- Applying learning to the local context or school building
- Engaging in real-time thought-partnership on educational equity and school improvement
The WULI Capstone is designed to help principals document their learning during the professional learning series. The capstone is completed in phases that mirror the key themes and outcomes of the institute. Questions for reflection and action are embedded in a design thinking process allowing participating fellows to make strong connections between the core learning and their unique school context.
- “The reading was clarifying and reinforcing. Also, the opportunity to 'meet' with other participants was helpful in making this experience better for me personally. What resonated with me is the historical and current facts about racism that help to put a perspective on how race is viewed today in the US. In the immediate future, I am happy to be back in a think tank, of sorts. When speaking specifically about the reading, it gives me another piece of information to provide credibility to conversations that I have.”
- “I enjoyed the district sharing and I also really liked the consultancy protocol and I think that will be useful in discussing issues of equity. I think the consultancy protocol can take out the 'expert' role of leader and make it easier to discuss the problem or issue that may come up. I would like to use the consultancy protocol during our grade level meetings or during post observations when we are discussing different issues that come up at school from an equity standpoint either in developing curriculum, delivering curriculum or in working or other tasks at school.”
- “What resonated the most for me was going through the strategies to confront race and bias every day. The reason that it resonated with me is that I like to think that interrupting bias as it occurs may be easy but according to the definition, interrupting 'when you feel strongly' or 'when it strikes you' is not enough. You can only do this if and when you do it ALL THE TIME, without exception. That is a scary thought because subconsciously, I know that I, myself may fall into a bias mindset or stereotype people/situations. So how can I say I am an 'interrupter' when I happen to be the person engaging in subconscious inequity at times? Does that make sense? My next step is to plan time/space for ongoing conversations around stereotypes, race, and bias. I want to give staff the opportunity to engage and struggle with these difficult conversations like I have. However, I do not want to 'force' everyone in at once. I will let these spaces be voluntary with the hope that a few 'sparks will ignite a fire' across the school (eventually, not right away).”
Equitable Leadership Learning
Equity focused Leadership Competencies
Leadership Academy Equity Leadership Dispositions
Zaretta Hammond’s Culturally Responsive Teaching and The Brain: Promoting Authentic Engagement and Rigor Among Culturally and Linguistically Diverse Student
Free online professional development Project READY: Reimagining Equity & Access for Diverse Youth
Classroom Culture strategy feature from PEFA
A Resource for Equitable Classroom Practices 2010 by Montgomery County Public Schools, Maryland
The Education Trust Re-Imagining Outcomes-Based Funding
Family and Community Engagement
DPI Trauma-Sensitive Schools Engaging Parents as Partners Professional Learning Module
California Department of Education Family Engagement Toolkit: Continuous Improvement through an Equity Lens

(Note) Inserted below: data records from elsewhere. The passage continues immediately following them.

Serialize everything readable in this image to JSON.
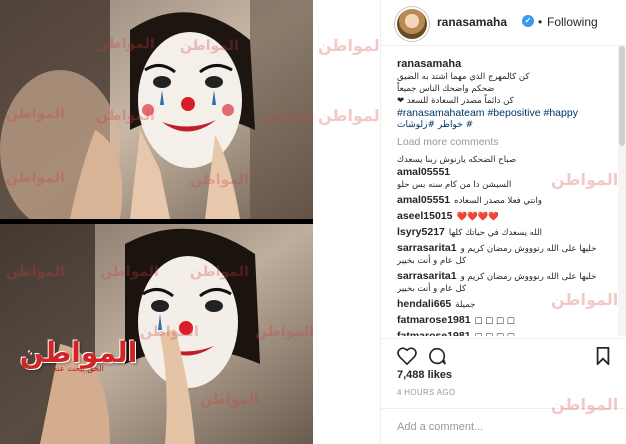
{
  "watermark": {
    "text": "المواطن",
    "color": "#d12424"
  },
  "brand_logo": {
    "name": "المواطن",
    "tagline": "الحق نبحث عنه"
  },
  "post": {
    "username": "ranasamaha",
    "verified_icon": "verified-badge-icon",
    "separator": "•",
    "follow_status": "Following",
    "caption": {
      "username": "ranasamaha",
      "lines": [
        "كن كالمهرج الذي مهما اشتد به الضيق",
        "ضحكم واضحك الناس جميعاً",
        "كن دائماً مصدر السعادة للسعد ❤"
      ],
      "hashtags": "#ranasamahateam #bepositive #happy",
      "hashtags_ar": "خواطر #زلوشات #"
    },
    "load_more": "Load more comments",
    "comments": [
      {
        "user": "amal05551",
        "text": "صباح الضحكه يارنوش ربنا يسعدك",
        "text2": "السيشن دا من كام سنه بس حلو"
      },
      {
        "user": "amal05551",
        "text": "وانتي فعلا مصدر السعاده",
        "inline": true
      },
      {
        "user": "aseel15015",
        "text": "❤️❤️❤️❤️",
        "inline": true
      },
      {
        "user": "lsyry5217",
        "text": "الله يسعدك في حياتك كلها",
        "inline": true
      },
      {
        "user": "sarrasarita1",
        "text": "خليها على الله رنوووش رمضان كريم و",
        "text2": "كل عام و أنت بخيير"
      },
      {
        "user": "sarrasarita1",
        "text": "خليها على الله رنوووش رمضان كريم و",
        "text2": "كل عام و أنت بخيير"
      },
      {
        "user": "hendali665",
        "text": "جميلة",
        "inline": true
      },
      {
        "user": "fatmarose1981",
        "text": "□ □ □ □",
        "inline": true
      },
      {
        "user": "fatmarose1981",
        "text": "□ □ □ □",
        "inline": true
      }
    ],
    "actions": {
      "like": "heart-icon",
      "comment": "comment-icon",
      "save": "bookmark-icon"
    },
    "likes": "7,488 likes",
    "time": "4 HOURS AGO",
    "add_comment_placeholder": "Add a comment..."
  },
  "colors": {
    "link": "#003569",
    "muted": "#999999",
    "text": "#262626",
    "verified": "#3897f0",
    "border": "#efefef"
  }
}
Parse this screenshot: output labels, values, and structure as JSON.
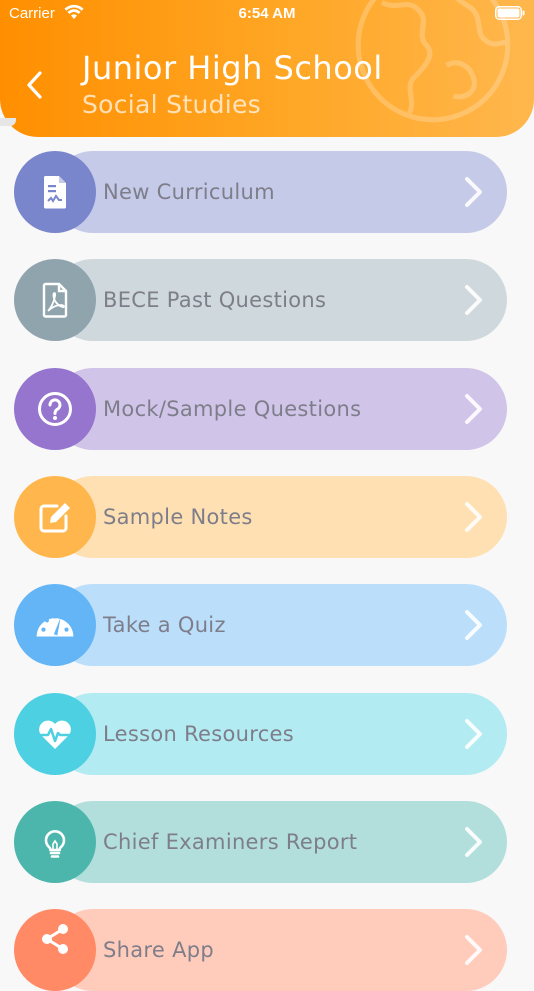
{
  "status_bar": {
    "carrier": "Carrier",
    "time": "6:54 AM"
  },
  "header": {
    "title": "Junior High School",
    "subtitle": "Social Studies"
  },
  "menu": {
    "items": [
      {
        "label": "New Curriculum",
        "icon": "document-icon",
        "circle_color": "#7986cb",
        "pill_color": "#c5cae9"
      },
      {
        "label": "BECE Past Questions",
        "icon": "pdf-icon",
        "circle_color": "#90a4ae",
        "pill_color": "#cfd8dc"
      },
      {
        "label": "Mock/Sample Questions",
        "icon": "question-icon",
        "circle_color": "#9575cd",
        "pill_color": "#d1c4e9"
      },
      {
        "label": "Sample Notes",
        "icon": "edit-note-icon",
        "circle_color": "#ffb74d",
        "pill_color": "#ffe0b2"
      },
      {
        "label": "Take a Quiz",
        "icon": "speedometer-icon",
        "circle_color": "#64b5f6",
        "pill_color": "#bbdefb"
      },
      {
        "label": "Lesson Resources",
        "icon": "heartbeat-icon",
        "circle_color": "#4dd0e1",
        "pill_color": "#b2ebf2"
      },
      {
        "label": "Chief Examiners Report",
        "icon": "lightbulb-icon",
        "circle_color": "#4db6ac",
        "pill_color": "#b2dfdb"
      },
      {
        "label": "Share App",
        "icon": "share-icon",
        "circle_color": "#ff8a65",
        "pill_color": "#ffccbc"
      }
    ]
  }
}
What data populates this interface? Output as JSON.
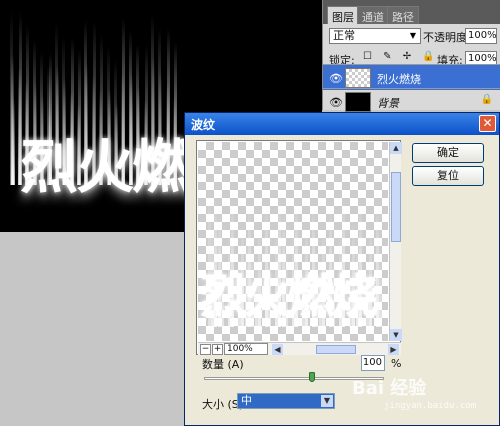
{
  "canvas": {
    "title_text": "烈火燃烧"
  },
  "layers_panel": {
    "tabs": [
      "图层",
      "通道",
      "路径"
    ],
    "blend_mode": "正常",
    "opacity_label": "不透明度:",
    "opacity_value": "100%",
    "lock_label": "锁定:",
    "lock_icons": "☐ ✎ ✢ 🔒",
    "fill_label": "填充:",
    "fill_value": "100%",
    "layers": [
      {
        "name": "烈火燃烧"
      },
      {
        "name": "背景"
      }
    ],
    "colors": {
      "selected_row": "#3b6fd1"
    }
  },
  "dialog": {
    "title": "波纹",
    "close_glyph": "✕",
    "preview_text": "烈火燃烧",
    "zoom": "100%",
    "zoom_out": "−",
    "zoom_in": "+",
    "buttons": {
      "ok": "确定",
      "reset": "复位"
    },
    "amount_label": "数量 (A)",
    "amount_value": "100",
    "amount_unit": "%",
    "amount_slider_fraction": 0.6,
    "size_label": "大小 (S)",
    "size_value": "中"
  },
  "watermark": {
    "brand": "Bai 经验",
    "url": "jingyan.baidu.com"
  }
}
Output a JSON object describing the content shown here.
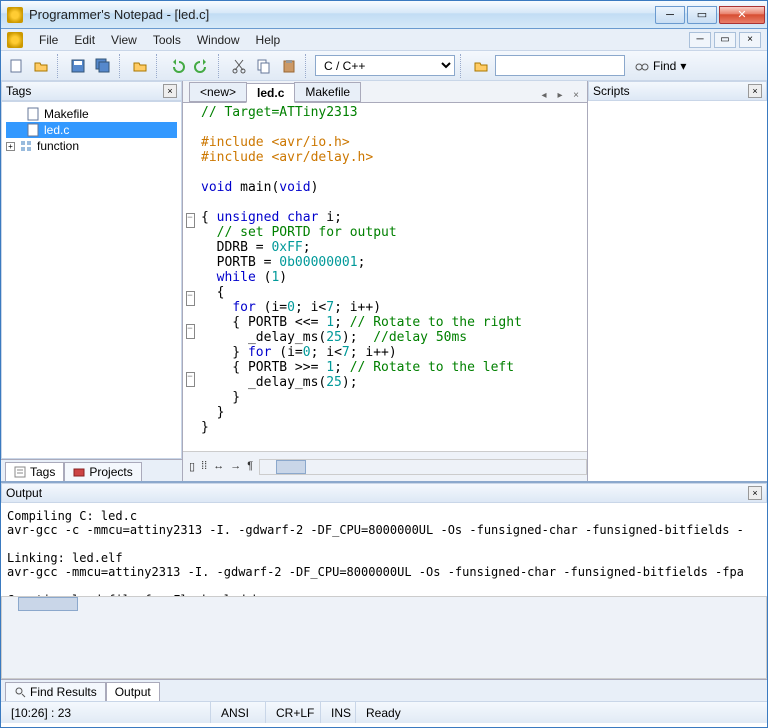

Center for Assessment and Policy Development How Can We Design Survey Interviews and Questionnaires to Give Us the Best Information Possible?
WULI Program Resources
- Informational Double-Sided Postcard
- Year 1 Evaluation
- Logic Model
- WI Urban Leadership Institute Cohort Alumni
- Johnson, Annysa. 2018. “Wisconsin's largest school districts join in effort to target black-white achievement gaps.” Milwaukee Journal Sentinal. October 29.
For curriculum and eligibility information:
Alisia Moutry, PhD
CEO, 4AM Consulting
For programmatic information:
Project Manager, Title I and School Support Team
WI Department of Public Instruction